Data records for software interfaces
▶
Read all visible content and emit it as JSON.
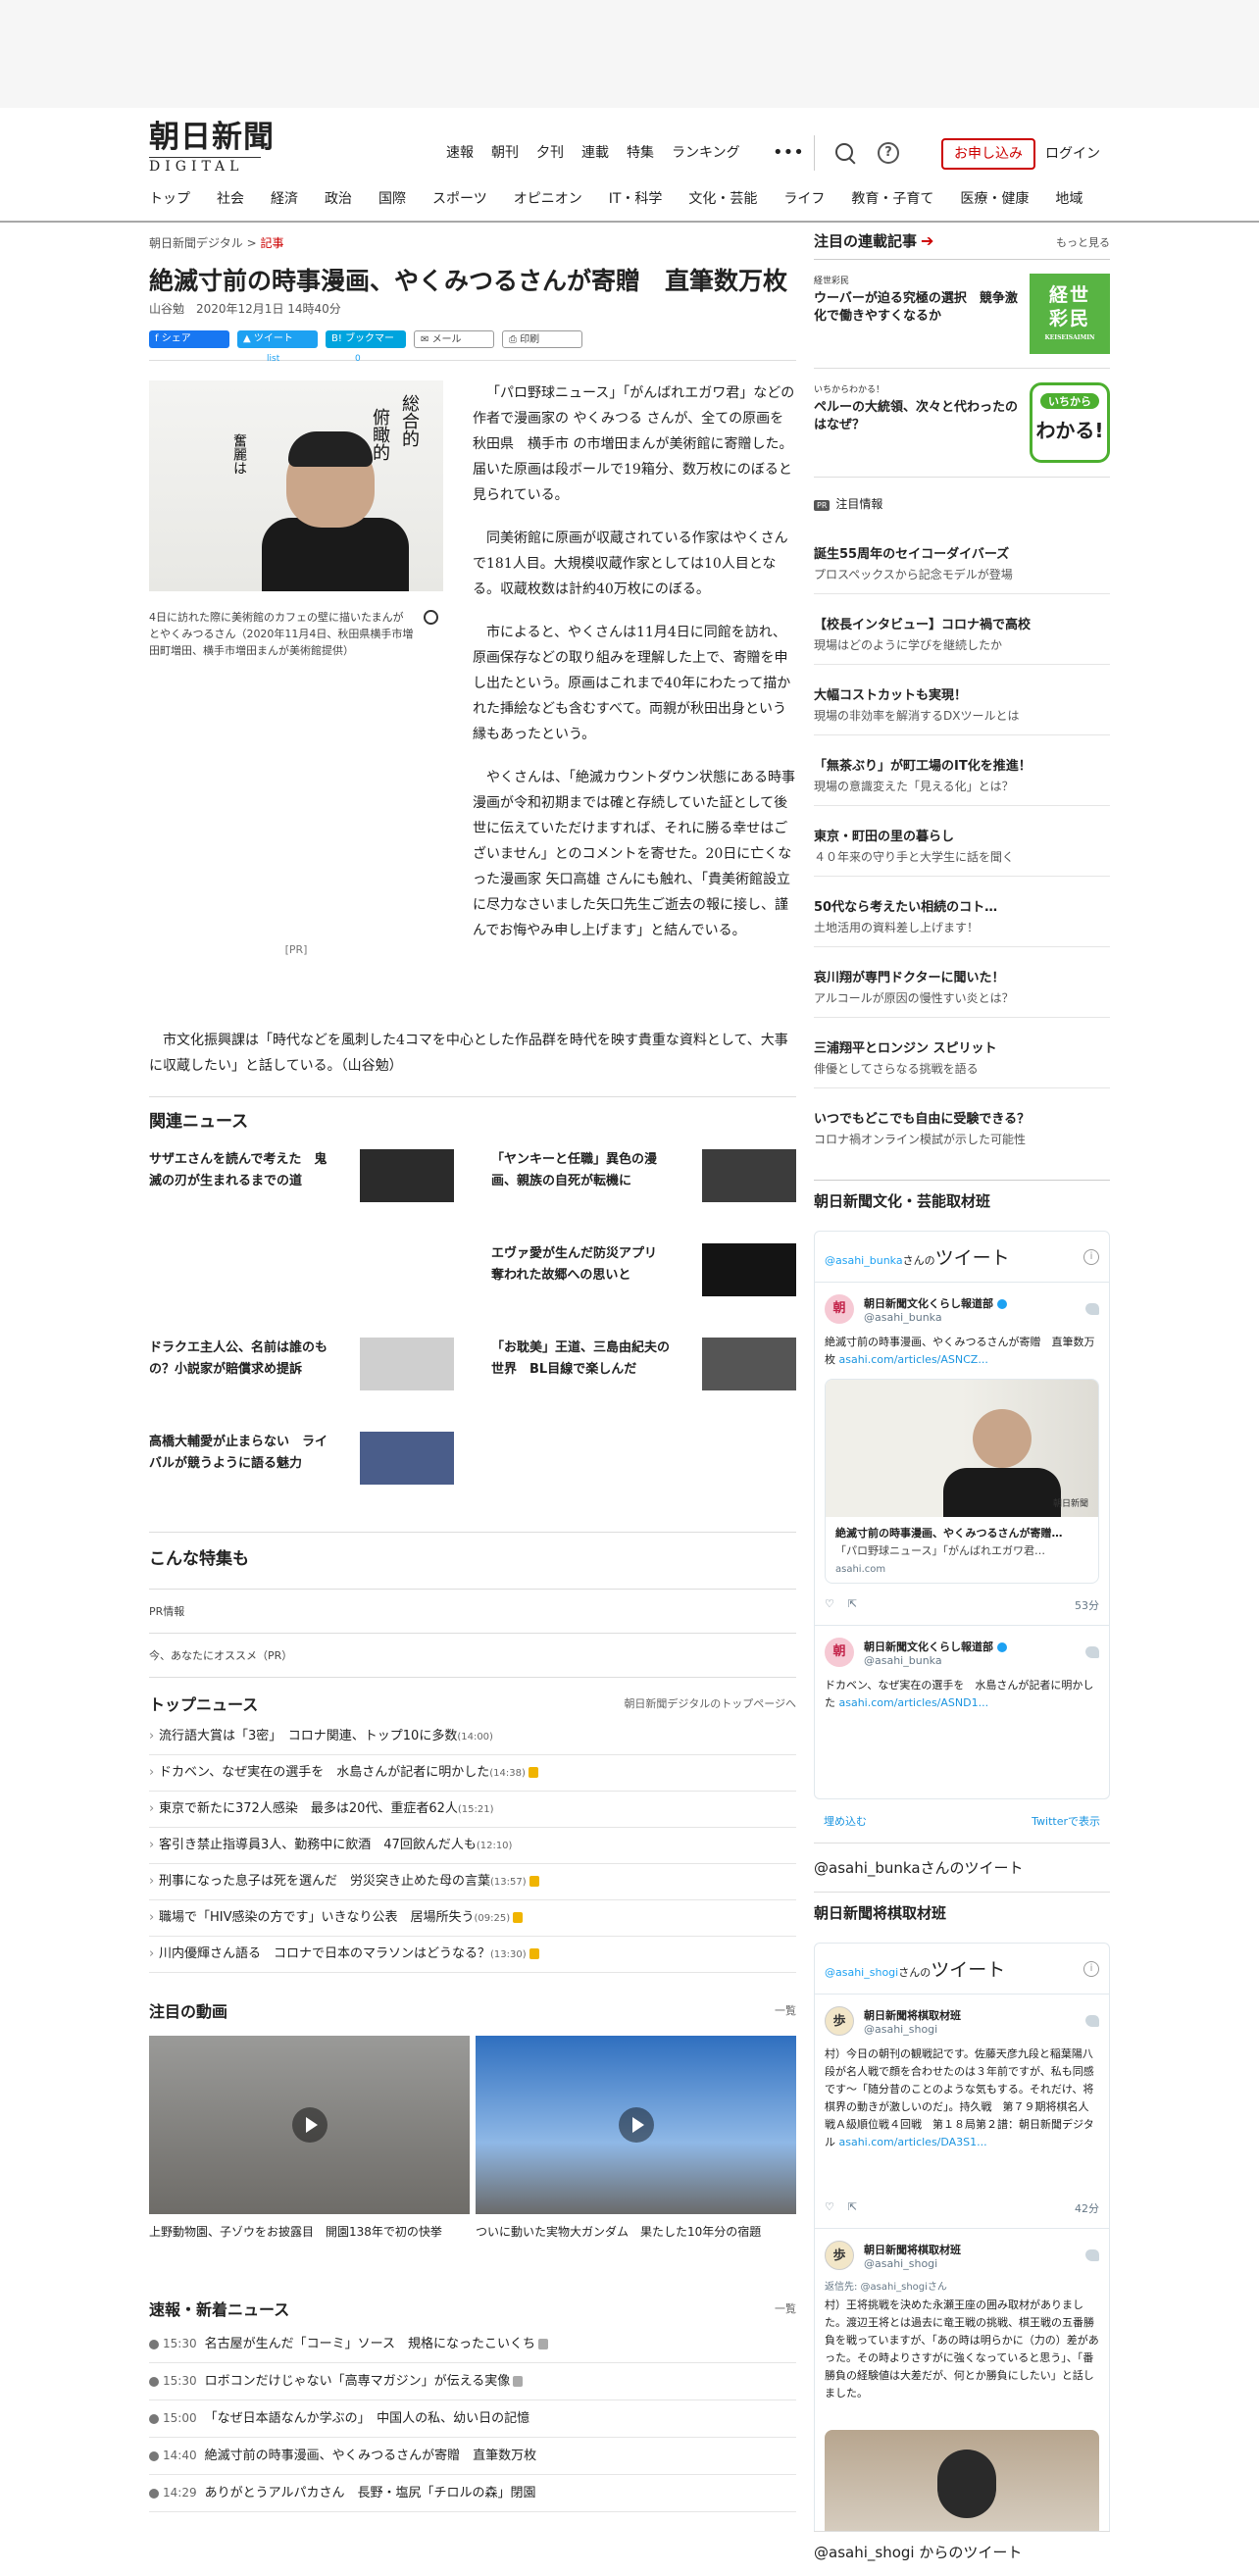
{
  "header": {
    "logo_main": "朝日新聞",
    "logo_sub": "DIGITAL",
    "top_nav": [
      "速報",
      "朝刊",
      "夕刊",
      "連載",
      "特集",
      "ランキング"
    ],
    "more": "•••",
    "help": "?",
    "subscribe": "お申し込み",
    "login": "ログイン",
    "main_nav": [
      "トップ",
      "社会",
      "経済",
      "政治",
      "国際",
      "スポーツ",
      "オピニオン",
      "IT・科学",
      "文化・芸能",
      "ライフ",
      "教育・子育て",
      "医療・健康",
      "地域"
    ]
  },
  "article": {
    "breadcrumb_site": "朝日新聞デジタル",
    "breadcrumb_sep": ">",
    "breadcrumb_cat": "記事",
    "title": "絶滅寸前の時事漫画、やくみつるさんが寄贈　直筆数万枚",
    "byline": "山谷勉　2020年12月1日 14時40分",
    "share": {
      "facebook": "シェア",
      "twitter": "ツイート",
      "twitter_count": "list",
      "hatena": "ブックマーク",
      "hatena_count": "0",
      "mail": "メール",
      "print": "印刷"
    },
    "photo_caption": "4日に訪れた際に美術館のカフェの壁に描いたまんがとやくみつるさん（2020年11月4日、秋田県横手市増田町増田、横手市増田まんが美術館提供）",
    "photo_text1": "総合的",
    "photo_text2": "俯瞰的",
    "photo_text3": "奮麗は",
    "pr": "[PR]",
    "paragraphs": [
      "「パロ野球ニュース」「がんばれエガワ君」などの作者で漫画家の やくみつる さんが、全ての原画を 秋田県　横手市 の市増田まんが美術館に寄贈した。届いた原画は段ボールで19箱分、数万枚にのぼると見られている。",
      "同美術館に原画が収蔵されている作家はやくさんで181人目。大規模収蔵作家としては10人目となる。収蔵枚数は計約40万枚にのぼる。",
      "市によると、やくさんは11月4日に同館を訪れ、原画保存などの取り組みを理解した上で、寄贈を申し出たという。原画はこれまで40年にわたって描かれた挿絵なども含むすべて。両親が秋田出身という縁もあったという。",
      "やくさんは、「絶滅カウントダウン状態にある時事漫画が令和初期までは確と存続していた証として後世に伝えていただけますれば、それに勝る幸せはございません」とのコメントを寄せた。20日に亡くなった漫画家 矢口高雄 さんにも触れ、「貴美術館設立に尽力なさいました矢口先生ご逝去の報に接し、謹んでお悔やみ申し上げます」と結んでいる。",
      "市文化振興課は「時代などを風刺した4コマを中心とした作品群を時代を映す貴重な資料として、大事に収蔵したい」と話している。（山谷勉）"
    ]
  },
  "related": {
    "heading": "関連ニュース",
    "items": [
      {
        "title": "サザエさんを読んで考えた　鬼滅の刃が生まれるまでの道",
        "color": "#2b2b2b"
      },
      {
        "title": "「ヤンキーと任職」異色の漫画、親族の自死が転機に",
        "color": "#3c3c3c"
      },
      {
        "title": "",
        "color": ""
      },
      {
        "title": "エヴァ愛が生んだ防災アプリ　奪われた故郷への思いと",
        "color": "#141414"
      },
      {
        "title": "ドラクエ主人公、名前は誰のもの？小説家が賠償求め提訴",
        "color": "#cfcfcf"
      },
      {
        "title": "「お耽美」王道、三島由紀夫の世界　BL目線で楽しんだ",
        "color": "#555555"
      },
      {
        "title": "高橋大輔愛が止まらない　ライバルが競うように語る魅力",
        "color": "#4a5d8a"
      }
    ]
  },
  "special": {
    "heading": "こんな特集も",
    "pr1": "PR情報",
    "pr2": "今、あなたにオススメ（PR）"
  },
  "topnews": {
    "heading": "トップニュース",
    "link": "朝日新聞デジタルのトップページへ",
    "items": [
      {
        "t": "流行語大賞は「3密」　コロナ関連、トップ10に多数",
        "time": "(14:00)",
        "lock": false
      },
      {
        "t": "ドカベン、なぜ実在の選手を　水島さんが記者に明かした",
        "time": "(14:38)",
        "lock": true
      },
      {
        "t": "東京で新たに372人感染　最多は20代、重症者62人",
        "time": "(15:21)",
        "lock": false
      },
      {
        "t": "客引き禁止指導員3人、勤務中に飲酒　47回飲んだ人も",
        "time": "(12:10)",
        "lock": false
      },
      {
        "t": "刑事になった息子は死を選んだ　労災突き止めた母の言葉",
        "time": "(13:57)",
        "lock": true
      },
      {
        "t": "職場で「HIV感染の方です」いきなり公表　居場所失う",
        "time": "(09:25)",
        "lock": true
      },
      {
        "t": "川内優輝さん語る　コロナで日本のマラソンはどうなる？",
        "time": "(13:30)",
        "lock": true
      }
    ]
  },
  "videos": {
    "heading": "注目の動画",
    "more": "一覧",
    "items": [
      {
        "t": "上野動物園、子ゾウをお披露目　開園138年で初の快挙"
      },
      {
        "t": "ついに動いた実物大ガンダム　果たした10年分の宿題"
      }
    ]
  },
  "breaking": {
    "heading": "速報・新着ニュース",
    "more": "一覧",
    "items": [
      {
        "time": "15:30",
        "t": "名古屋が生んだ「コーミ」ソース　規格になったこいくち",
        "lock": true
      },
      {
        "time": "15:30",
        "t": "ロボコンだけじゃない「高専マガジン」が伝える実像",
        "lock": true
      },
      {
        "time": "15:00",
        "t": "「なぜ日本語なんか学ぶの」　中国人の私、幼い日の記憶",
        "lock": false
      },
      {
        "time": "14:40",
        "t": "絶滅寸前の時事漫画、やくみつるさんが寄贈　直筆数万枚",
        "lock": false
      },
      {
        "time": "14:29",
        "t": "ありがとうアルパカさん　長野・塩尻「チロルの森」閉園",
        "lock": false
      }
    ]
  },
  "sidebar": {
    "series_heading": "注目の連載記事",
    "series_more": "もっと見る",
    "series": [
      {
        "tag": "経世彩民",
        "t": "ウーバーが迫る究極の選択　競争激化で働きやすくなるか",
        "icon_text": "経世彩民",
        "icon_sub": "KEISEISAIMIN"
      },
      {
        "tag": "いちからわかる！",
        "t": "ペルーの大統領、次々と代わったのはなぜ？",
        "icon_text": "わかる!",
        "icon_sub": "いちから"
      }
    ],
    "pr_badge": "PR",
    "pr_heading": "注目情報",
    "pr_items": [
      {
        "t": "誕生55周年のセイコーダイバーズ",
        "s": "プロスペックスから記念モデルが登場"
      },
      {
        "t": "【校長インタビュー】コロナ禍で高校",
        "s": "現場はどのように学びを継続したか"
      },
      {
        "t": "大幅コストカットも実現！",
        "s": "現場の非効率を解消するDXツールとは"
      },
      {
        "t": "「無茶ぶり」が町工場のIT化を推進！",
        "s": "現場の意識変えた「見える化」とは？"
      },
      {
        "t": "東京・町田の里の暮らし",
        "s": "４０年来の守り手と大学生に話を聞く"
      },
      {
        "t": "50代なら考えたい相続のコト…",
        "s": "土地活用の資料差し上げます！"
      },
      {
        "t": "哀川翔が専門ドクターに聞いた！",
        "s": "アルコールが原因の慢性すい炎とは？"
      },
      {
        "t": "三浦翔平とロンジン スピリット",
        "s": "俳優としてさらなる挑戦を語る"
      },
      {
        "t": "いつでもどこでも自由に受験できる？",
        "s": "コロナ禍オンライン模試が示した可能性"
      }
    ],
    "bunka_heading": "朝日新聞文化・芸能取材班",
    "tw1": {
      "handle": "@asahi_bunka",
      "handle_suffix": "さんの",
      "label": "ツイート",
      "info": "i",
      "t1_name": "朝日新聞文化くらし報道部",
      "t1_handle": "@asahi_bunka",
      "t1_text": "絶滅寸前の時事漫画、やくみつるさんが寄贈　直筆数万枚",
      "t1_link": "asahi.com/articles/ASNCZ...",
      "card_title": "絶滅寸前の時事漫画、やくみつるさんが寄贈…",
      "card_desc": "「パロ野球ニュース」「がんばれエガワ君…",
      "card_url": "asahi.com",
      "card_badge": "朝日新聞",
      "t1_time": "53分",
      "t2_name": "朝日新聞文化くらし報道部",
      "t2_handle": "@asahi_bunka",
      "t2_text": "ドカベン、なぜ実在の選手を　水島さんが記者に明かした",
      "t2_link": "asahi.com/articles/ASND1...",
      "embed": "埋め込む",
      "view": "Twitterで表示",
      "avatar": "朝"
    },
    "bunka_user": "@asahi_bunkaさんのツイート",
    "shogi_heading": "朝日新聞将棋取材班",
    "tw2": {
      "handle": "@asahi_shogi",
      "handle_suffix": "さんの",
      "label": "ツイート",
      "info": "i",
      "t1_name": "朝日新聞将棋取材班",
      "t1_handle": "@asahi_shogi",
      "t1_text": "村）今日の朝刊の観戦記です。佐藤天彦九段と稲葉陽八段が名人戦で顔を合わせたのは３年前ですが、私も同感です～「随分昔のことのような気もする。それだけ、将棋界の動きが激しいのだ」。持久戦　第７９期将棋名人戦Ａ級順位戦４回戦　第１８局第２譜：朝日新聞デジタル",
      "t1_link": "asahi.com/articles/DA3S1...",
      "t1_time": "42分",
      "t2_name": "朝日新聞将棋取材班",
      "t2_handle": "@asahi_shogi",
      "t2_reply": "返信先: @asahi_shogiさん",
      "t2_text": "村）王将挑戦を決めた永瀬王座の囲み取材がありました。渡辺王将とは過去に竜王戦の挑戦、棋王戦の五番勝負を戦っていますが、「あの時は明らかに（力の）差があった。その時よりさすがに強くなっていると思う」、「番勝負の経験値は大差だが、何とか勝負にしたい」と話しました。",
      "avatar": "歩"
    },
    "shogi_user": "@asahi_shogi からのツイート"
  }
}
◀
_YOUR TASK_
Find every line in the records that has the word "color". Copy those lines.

_OUTPUT FOR THIS TASK_
        "color": "#2b2b2b"
        "color": "#3c3c3c"
        "color": ""
        "color": "#141414"
        "color": "#cfcfcf"
        "color": "#555555"
        "color": "#4a5d8a"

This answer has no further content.